I used crumbly goats cheese, but you can use any cheese you like that melts well. The stronger cheeses will give the dish more flavour, such a a good strong cheddar.

Now layer it up

Start with a layer of root vegetables. It’s up to you whether you have a complete layer of one type of veg or vary the veg. I varied the veg in my layers. Then scatter some chopped onion and cheese over the veg layer. Repeat this until you have run out of ingredients.

And top it off

When the layering is complete, a mixture of cream (142ml pot) and milk (150ml) is poured slowly over the top to sink in down through the layers. To finish, you top the dish off with more cheese, little knobs of butter and nutmeg. Easy!

Cook for an hour at 180 degrees C

After about 20 minutes at 180 degrees, there was a surprisingly enticing smell coming from the oven, but I had to wait for the full hour to be up (or until the top was golden). And I still wasn’t sure about those turnips . . .

The Taste Test

Well, it smelt good and it looked good, and it tasted delicious! That was unexpected.

Each slice of veg was nicely al denté and held a subtle flavour. The celeriac, which I’d never tasted before, had a hint of celery and wasn’t overpowering at all. The turnip was hard to describe, but nice! I guess I just don’t like it in chunky stews.

And the mark of a new recipe is this: would I have this root veg gratin again? Yes!

Veg Boxes Are Good For Breaking Habits

So far I think that having a veg box is a very good thing.
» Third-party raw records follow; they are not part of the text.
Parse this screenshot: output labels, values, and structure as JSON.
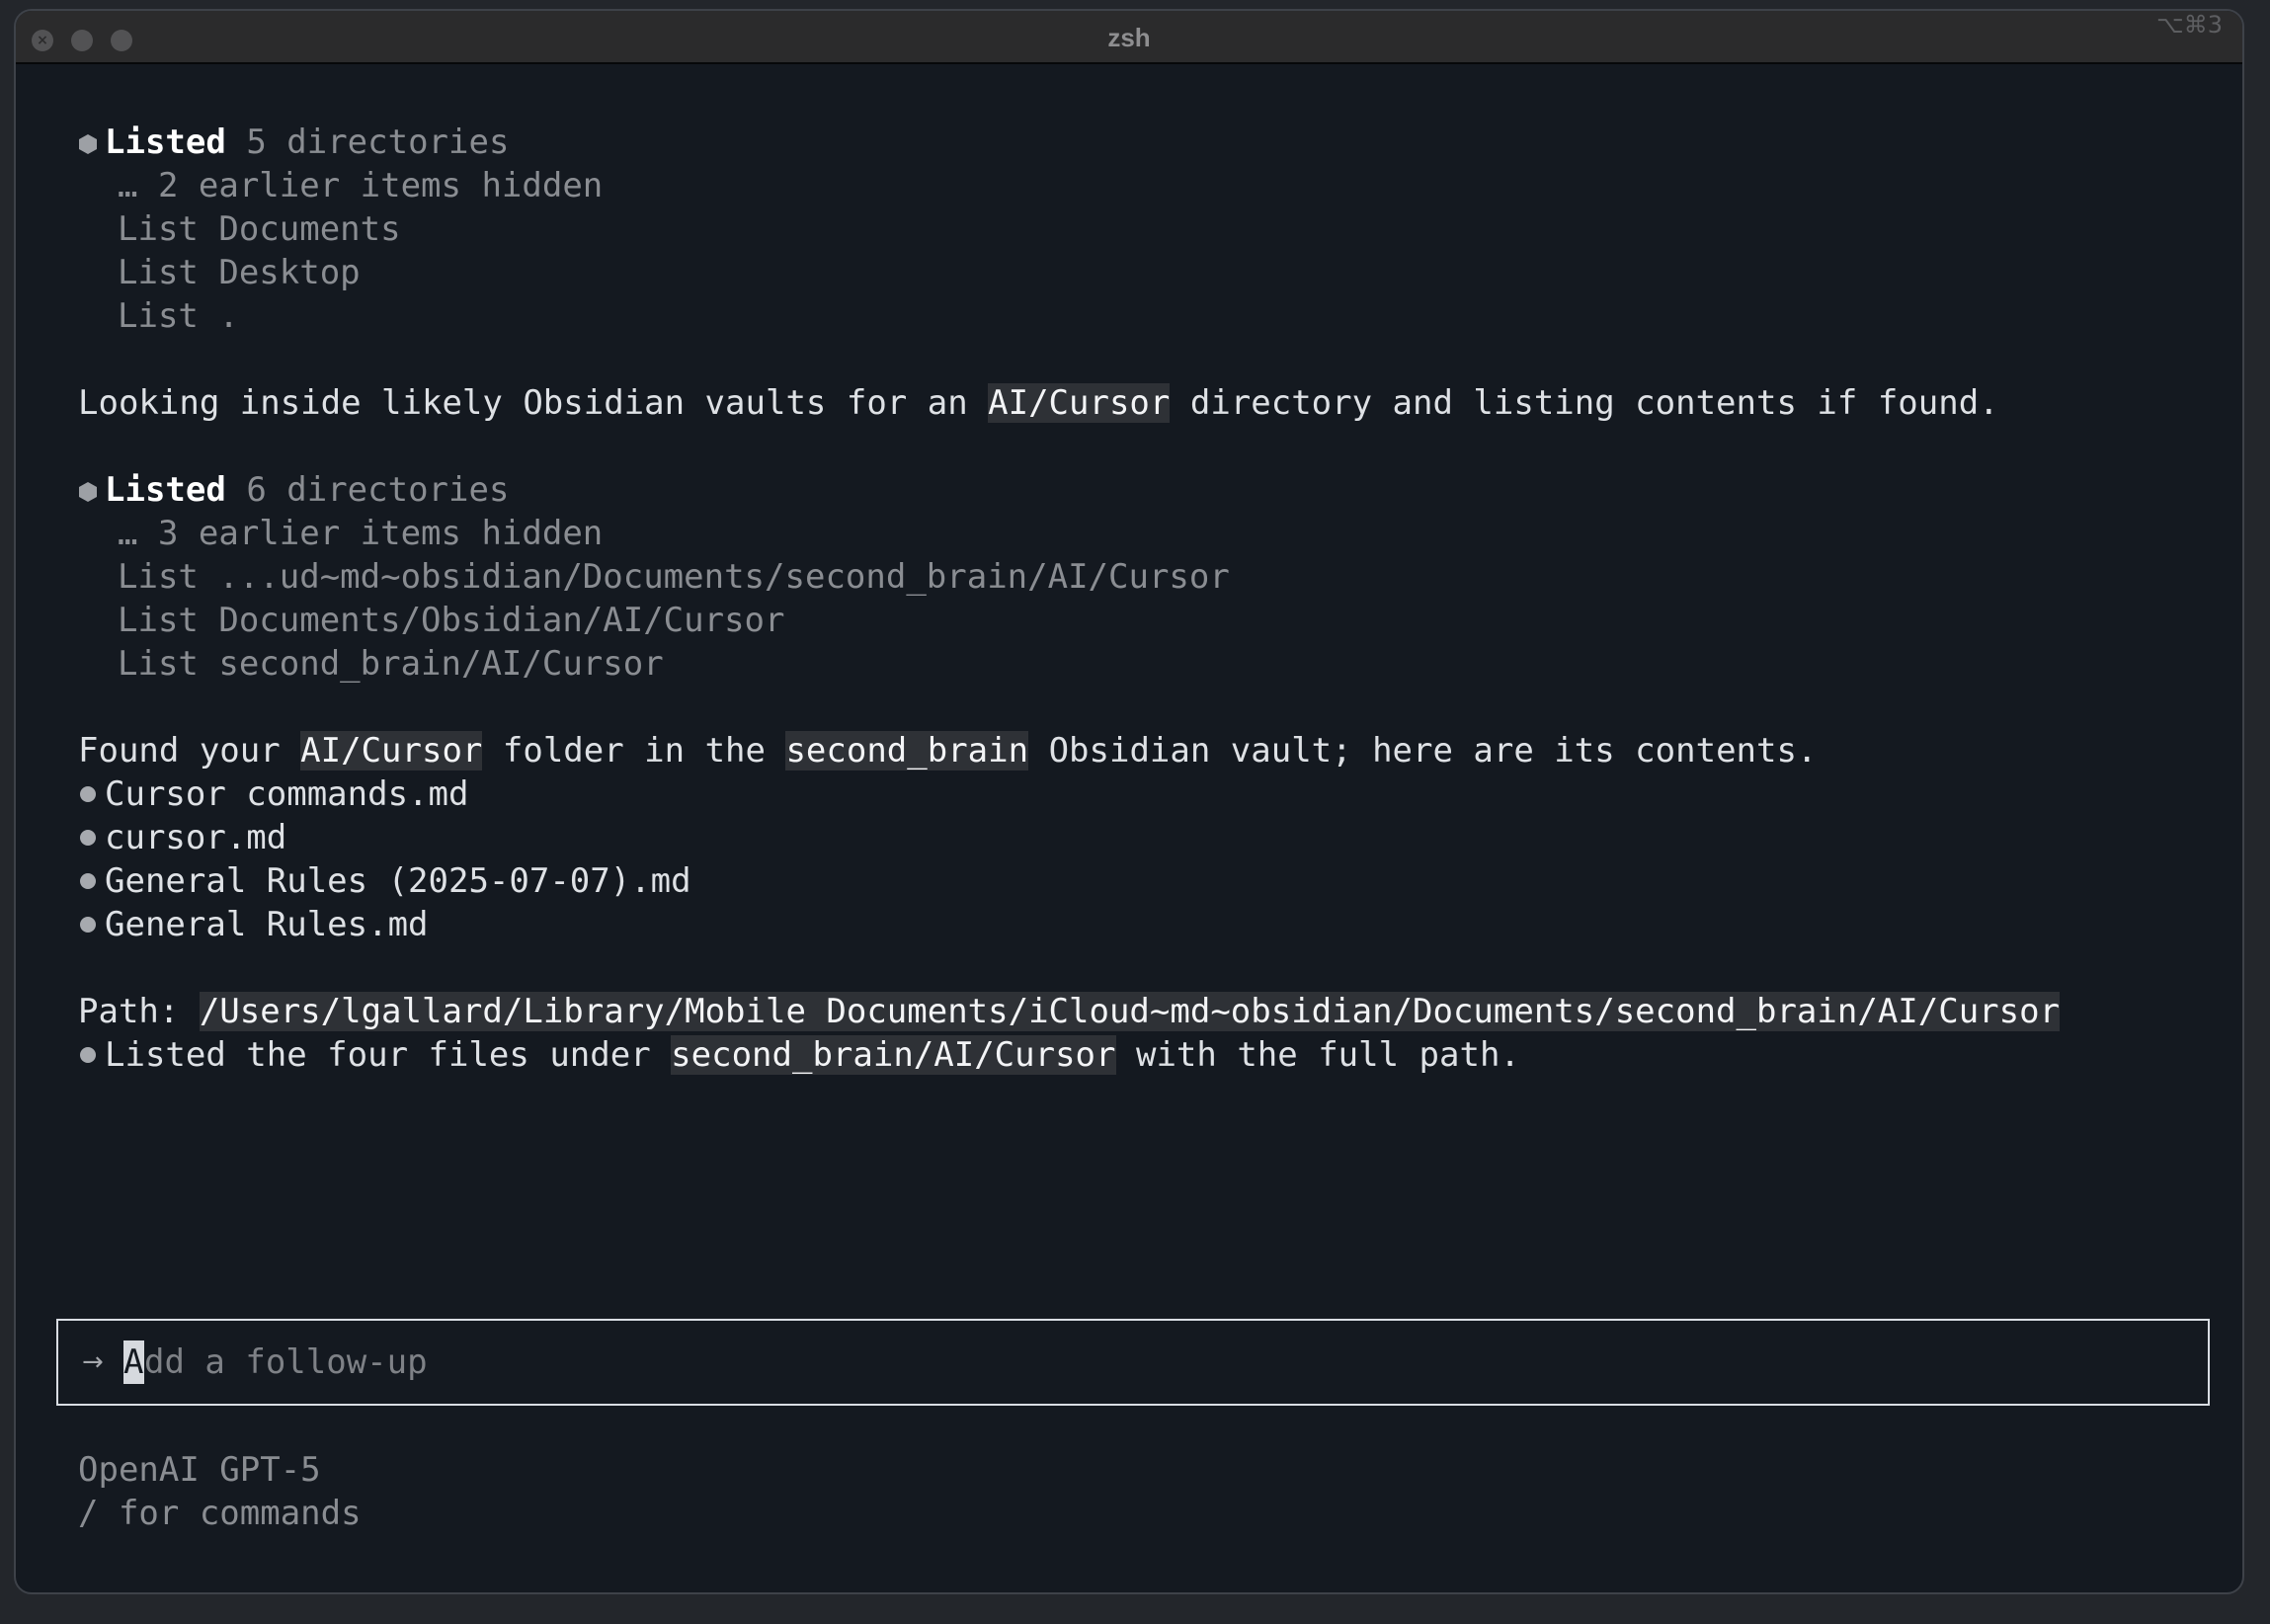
{
  "window": {
    "title": "zsh",
    "shortcut": "⌥⌘3"
  },
  "block1": {
    "heading_bold": "Listed",
    "heading_rest": "5 directories",
    "hidden": "… 2 earlier items hidden",
    "items": [
      "List Documents",
      "List Desktop",
      "List ."
    ]
  },
  "message1": {
    "before": "Looking inside likely Obsidian vaults for an ",
    "code": "AI/Cursor",
    "after": " directory and listing contents if found."
  },
  "block2": {
    "heading_bold": "Listed",
    "heading_rest": "6 directories",
    "hidden": "… 3 earlier items hidden",
    "items": [
      "List ...ud~md~obsidian/Documents/second_brain/AI/Cursor",
      "List Documents/Obsidian/AI/Cursor",
      "List second_brain/AI/Cursor"
    ]
  },
  "message2": {
    "p1": "Found your ",
    "c1": "AI/Cursor",
    "p2": " folder in the ",
    "c2": "second_brain",
    "p3": " Obsidian vault; here are its contents."
  },
  "files": [
    "Cursor commands.md",
    "cursor.md",
    "General Rules (2025-07-07).md",
    "General Rules.md"
  ],
  "path": {
    "label": "Path: ",
    "value": "/Users/lgallard/Library/Mobile Documents/iCloud~md~obsidian/Documents/second_brain/AI/Cursor"
  },
  "summary": {
    "before": "Listed the four files under ",
    "code": "second_brain/AI/Cursor",
    "after": " with the full path."
  },
  "input": {
    "arrow": "→",
    "cursor_char": "A",
    "placeholder": "dd a follow-up"
  },
  "footer": {
    "model": "OpenAI GPT-5",
    "hint": "/ for commands"
  }
}
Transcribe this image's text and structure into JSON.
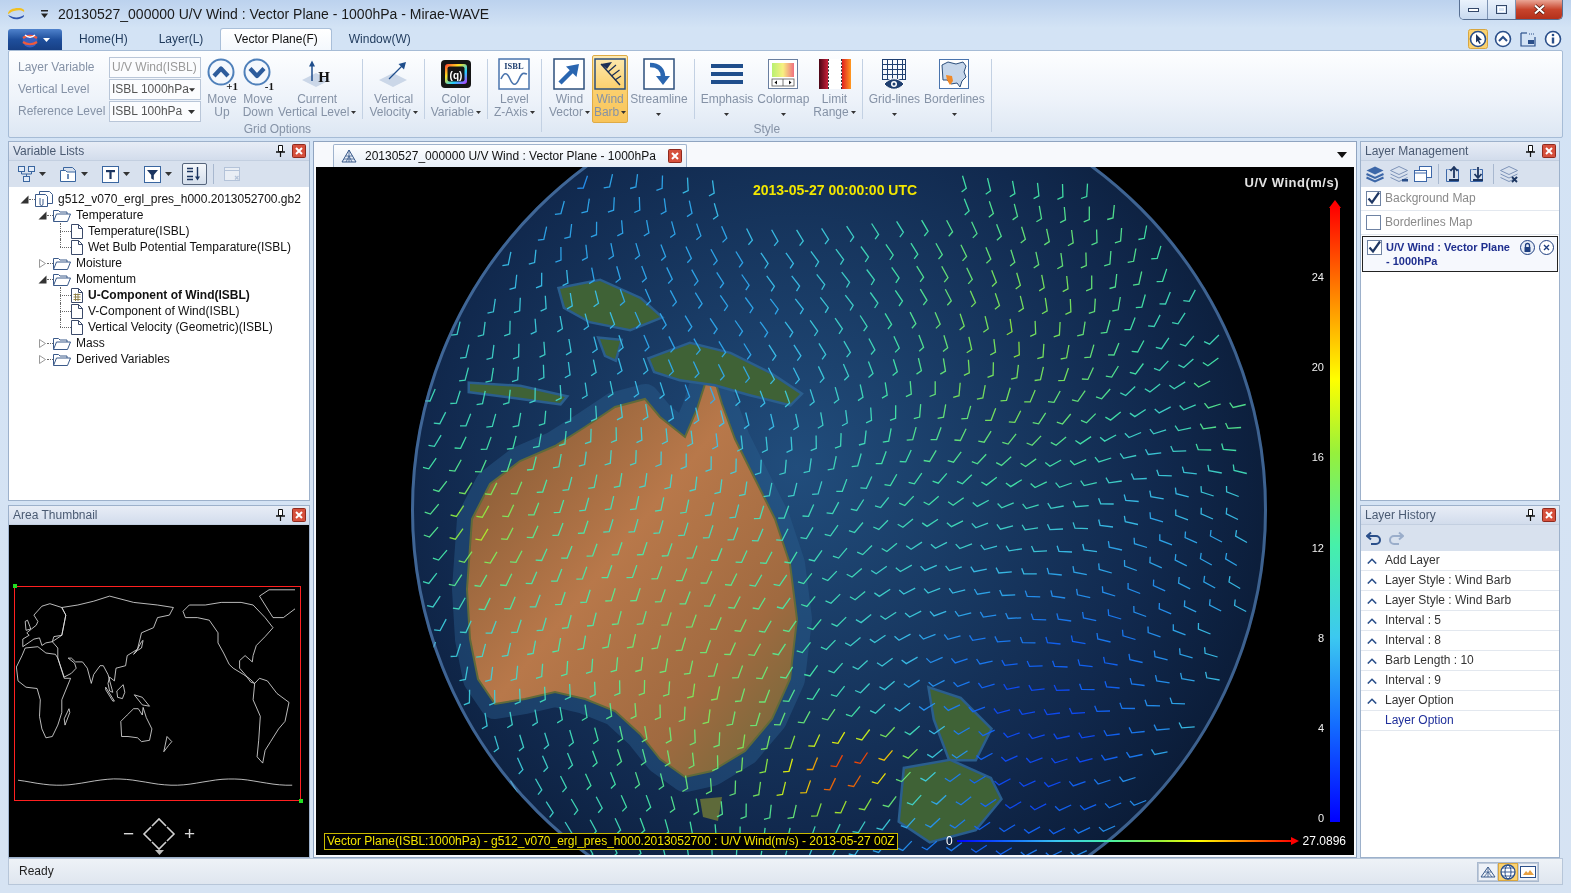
{
  "window": {
    "title": "20130527_000000 U/V Wind : Vector Plane - 1000hPa - Mirae-WAVE"
  },
  "ribbon": {
    "tabs": [
      {
        "label": "Home(H)",
        "selected": false
      },
      {
        "label": "Layer(L)",
        "selected": false
      },
      {
        "label": "Vector Plane(F)",
        "selected": true
      },
      {
        "label": "Window(W)",
        "selected": false
      }
    ],
    "quick_tools": [
      {
        "selected": true
      },
      {
        "selected": false
      },
      {
        "selected": false
      },
      {
        "selected": false
      }
    ],
    "groups": [
      {
        "label": "Grid Options",
        "fields": [
          {
            "label": "Layer Variable",
            "value": "U/V Wind(ISBL)",
            "disabled": true
          },
          {
            "label": "Vertical Level",
            "value": "ISBL 1000hPa",
            "disabled": false
          },
          {
            "label": "Reference Level",
            "value": "ISBL 100hPa",
            "disabled": false
          }
        ],
        "sections": [
          [
            {
              "label": "Move Up",
              "icon_text": "+1",
              "dropdown": false,
              "selected": false
            },
            {
              "label": "Move Down",
              "icon_text": "-1",
              "dropdown": false,
              "selected": false
            },
            {
              "label": "Current Vertical Level",
              "icon_text": "H",
              "dropdown": true,
              "selected": false
            }
          ],
          [
            {
              "label": "Vertical Velocity",
              "dropdown": true,
              "selected": false
            }
          ],
          [
            {
              "label": "Color Variable",
              "icon_text": "(q)",
              "dropdown": true,
              "selected": false
            }
          ],
          [
            {
              "label": "Level Z-Axis",
              "icon_text": "ISBL",
              "dropdown": true,
              "selected": false
            }
          ]
        ]
      },
      {
        "label": "Style",
        "sections": [
          [
            {
              "label": "Wind Vector",
              "dropdown": true,
              "selected": false
            },
            {
              "label": "Wind Barb",
              "dropdown": true,
              "selected": true
            },
            {
              "label": "Streamline",
              "dropdown": true,
              "selected": false
            }
          ],
          [
            {
              "label": "Emphasis",
              "dropdown": true,
              "selected": false
            },
            {
              "label": "Colormap",
              "dropdown": true,
              "selected": false
            },
            {
              "label": "Limit Range",
              "dropdown": true,
              "selected": false
            }
          ],
          [
            {
              "label": "Grid-lines",
              "dropdown": true,
              "selected": false
            },
            {
              "label": "Borderlines",
              "dropdown": true,
              "selected": false
            }
          ]
        ]
      }
    ]
  },
  "variable_lists": {
    "title": "Variable Lists",
    "toolbar": [
      {
        "dropdown": true,
        "selected": false,
        "disabled": false
      },
      {
        "dropdown": true,
        "selected": false,
        "disabled": false
      },
      {
        "dropdown": true,
        "selected": false,
        "disabled": false
      },
      {
        "dropdown": true,
        "selected": false,
        "disabled": false
      },
      {
        "dropdown": false,
        "selected": true,
        "disabled": false
      },
      {
        "dropdown": false,
        "selected": false,
        "disabled": true
      }
    ],
    "tree": [
      {
        "label": "g512_v070_ergl_pres_h000.2013052700.gb2",
        "kind": "file",
        "expanded": true,
        "selected": false,
        "children": [
          {
            "label": "Temperature",
            "kind": "folder",
            "expanded": true,
            "selected": false,
            "children": [
              {
                "label": "Temperature(ISBL)",
                "kind": "variable",
                "selected": false
              },
              {
                "label": "Wet Bulb Potential Temparature(ISBL)",
                "kind": "variable",
                "selected": false
              }
            ]
          },
          {
            "label": "Moisture",
            "kind": "folder",
            "expanded": false,
            "selected": false
          },
          {
            "label": "Momentum",
            "kind": "folder",
            "expanded": true,
            "selected": false,
            "children": [
              {
                "label": "U-Component of Wind(ISBL)",
                "kind": "variable",
                "selected": true
              },
              {
                "label": "V-Component of Wind(ISBL)",
                "kind": "variable",
                "selected": false
              },
              {
                "label": "Vertical Velocity (Geometric)(ISBL)",
                "kind": "variable",
                "selected": false
              }
            ]
          },
          {
            "label": "Mass",
            "kind": "folder",
            "expanded": false,
            "selected": false
          },
          {
            "label": "Derived Variables",
            "kind": "folder",
            "expanded": false,
            "selected": false
          }
        ]
      }
    ]
  },
  "area_thumbnail": {
    "title": "Area Thumbnail",
    "zoom_out": "−",
    "zoom_in": "+"
  },
  "document": {
    "tab": "20130527_000000 U/V Wind : Vector Plane - 1000hPa",
    "timestamp": "2013-05-27 00:00:00 UTC",
    "legend": {
      "title": "U/V Wind(m/s)",
      "ticks": [
        "24",
        "20",
        "16",
        "12",
        "8",
        "4",
        "0"
      ],
      "min": "0",
      "max": "27.0896"
    },
    "caption": "Vector Plane(ISBL:1000hPa) - g512_v070_ergl_pres_h000.2013052700 : U/V Wind(m/s) - 2013-05-27 00Z"
  },
  "layer_management": {
    "title": "Layer Management",
    "layers": [
      {
        "name": "Background Map",
        "checked": true,
        "selected": false
      },
      {
        "name": "Borderlines Map",
        "checked": false,
        "selected": false
      },
      {
        "name": "U/V Wind : Vector Plane - 1000hPa",
        "checked": true,
        "selected": true
      }
    ]
  },
  "layer_history": {
    "title": "Layer History",
    "toolbar": [
      {
        "disabled": false
      },
      {
        "disabled": true
      }
    ],
    "entries": [
      {
        "label": "Add Layer",
        "selected": false
      },
      {
        "label": "Layer Style : Wind Barb",
        "selected": false
      },
      {
        "label": "Layer Style : Wind Barb",
        "selected": false
      },
      {
        "label": "Interval : 5",
        "selected": false
      },
      {
        "label": "Interval : 8",
        "selected": false
      },
      {
        "label": "Barb Length : 10",
        "selected": false
      },
      {
        "label": "Interval : 9",
        "selected": false
      },
      {
        "label": "Layer Option",
        "selected": false
      },
      {
        "label": "Layer Option",
        "selected": true
      }
    ]
  },
  "status_bar": {
    "text": "Ready",
    "views": [
      {
        "selected": false
      },
      {
        "selected": true
      },
      {
        "selected": false
      }
    ]
  }
}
It’s easy to get into the habit of eating the same things and by having a veg box I’m definitely getting more variety in my diet – and I’m getting to try things I never would have chosen to.

There are lots of different gratin recipes on Waitrose.com.